Check each line of the entries below for the word "size" and state only how many lines have it.

=== DATA RECORDS ===

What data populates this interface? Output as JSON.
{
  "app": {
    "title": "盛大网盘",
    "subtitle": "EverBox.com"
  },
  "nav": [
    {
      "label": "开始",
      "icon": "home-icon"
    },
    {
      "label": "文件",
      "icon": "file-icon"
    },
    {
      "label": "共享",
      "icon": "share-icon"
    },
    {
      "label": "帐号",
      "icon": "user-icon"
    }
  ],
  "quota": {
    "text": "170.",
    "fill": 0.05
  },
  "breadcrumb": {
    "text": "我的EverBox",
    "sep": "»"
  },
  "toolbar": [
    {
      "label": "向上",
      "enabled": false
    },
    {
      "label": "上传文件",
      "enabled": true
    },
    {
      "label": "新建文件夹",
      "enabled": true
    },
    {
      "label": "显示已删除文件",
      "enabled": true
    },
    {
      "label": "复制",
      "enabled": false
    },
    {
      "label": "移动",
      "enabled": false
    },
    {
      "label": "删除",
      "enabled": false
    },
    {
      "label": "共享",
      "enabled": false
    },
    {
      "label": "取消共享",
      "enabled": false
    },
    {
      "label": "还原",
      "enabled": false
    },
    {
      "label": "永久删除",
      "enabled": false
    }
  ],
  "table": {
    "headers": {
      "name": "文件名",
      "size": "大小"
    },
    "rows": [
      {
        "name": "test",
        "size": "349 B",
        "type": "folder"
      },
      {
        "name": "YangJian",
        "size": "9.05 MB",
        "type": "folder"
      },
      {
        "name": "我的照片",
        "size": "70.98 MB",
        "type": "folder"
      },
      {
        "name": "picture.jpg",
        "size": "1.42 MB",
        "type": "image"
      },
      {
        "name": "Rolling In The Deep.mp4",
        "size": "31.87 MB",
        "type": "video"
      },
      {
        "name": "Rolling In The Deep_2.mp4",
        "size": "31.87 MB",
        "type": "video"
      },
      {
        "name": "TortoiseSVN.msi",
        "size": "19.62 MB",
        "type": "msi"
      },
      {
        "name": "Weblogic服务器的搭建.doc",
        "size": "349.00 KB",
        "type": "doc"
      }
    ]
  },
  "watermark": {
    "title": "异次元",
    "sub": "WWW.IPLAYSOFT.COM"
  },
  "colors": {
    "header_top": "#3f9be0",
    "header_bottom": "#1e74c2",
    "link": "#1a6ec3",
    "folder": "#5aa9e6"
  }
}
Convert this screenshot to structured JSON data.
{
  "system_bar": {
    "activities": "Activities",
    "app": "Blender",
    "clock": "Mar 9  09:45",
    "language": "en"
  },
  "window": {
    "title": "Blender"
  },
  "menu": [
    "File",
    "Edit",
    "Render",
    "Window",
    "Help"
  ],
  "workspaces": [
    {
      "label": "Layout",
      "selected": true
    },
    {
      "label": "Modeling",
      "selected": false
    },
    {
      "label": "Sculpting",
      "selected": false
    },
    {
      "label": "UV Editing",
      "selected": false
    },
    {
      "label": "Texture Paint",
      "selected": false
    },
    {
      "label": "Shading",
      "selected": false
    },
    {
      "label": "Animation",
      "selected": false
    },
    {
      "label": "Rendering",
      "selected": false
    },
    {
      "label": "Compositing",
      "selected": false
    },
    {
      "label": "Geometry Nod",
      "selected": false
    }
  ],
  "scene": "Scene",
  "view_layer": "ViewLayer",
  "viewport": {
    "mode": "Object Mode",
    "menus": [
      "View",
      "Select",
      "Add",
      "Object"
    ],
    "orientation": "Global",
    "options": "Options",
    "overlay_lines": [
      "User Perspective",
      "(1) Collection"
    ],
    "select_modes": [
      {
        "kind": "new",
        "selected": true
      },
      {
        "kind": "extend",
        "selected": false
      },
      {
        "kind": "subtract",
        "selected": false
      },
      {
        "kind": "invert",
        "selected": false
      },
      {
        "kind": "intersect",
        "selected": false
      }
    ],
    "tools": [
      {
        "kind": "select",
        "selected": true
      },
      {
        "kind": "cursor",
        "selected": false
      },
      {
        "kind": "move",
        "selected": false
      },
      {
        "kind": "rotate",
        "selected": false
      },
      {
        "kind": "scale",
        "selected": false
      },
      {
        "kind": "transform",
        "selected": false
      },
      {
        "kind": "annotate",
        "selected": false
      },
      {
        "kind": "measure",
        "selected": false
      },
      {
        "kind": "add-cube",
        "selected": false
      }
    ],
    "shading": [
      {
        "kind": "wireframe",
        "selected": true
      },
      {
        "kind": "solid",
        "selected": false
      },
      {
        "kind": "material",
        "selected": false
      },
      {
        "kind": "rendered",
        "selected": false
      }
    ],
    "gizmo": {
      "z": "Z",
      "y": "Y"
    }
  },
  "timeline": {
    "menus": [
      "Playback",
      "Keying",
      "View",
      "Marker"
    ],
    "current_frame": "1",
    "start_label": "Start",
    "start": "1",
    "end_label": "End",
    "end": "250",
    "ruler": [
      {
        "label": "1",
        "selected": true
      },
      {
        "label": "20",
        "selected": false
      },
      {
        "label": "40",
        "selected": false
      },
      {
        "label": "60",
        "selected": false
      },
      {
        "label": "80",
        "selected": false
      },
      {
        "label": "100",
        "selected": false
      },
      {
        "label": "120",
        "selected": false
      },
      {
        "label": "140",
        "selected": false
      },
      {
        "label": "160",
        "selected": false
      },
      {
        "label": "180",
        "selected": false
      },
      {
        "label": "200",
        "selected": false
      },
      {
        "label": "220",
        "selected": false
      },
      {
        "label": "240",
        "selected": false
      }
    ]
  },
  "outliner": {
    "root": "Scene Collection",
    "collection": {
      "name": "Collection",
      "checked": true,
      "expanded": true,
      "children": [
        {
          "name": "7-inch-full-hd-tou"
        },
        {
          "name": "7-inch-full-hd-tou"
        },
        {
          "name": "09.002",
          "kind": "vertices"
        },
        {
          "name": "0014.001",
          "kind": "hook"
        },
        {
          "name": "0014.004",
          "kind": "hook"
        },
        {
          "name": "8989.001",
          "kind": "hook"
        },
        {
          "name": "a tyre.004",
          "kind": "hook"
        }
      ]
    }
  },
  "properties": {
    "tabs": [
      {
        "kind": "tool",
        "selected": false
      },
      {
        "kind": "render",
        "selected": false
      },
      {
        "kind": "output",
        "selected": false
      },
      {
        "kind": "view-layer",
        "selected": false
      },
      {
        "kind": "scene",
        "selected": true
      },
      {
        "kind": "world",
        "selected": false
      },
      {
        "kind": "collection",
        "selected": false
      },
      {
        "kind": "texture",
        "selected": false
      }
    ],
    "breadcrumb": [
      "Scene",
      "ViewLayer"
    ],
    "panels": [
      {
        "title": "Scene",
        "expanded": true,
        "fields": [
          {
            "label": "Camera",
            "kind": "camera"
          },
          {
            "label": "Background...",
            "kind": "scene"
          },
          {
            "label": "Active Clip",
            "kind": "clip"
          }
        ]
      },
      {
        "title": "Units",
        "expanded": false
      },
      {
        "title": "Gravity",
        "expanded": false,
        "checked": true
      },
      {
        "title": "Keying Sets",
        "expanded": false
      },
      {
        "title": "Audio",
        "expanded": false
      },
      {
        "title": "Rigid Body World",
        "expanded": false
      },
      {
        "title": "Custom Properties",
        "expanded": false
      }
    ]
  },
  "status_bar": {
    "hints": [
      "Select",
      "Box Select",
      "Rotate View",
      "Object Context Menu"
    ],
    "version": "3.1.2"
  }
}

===

• **SOLUTION TO THIS TASK**
9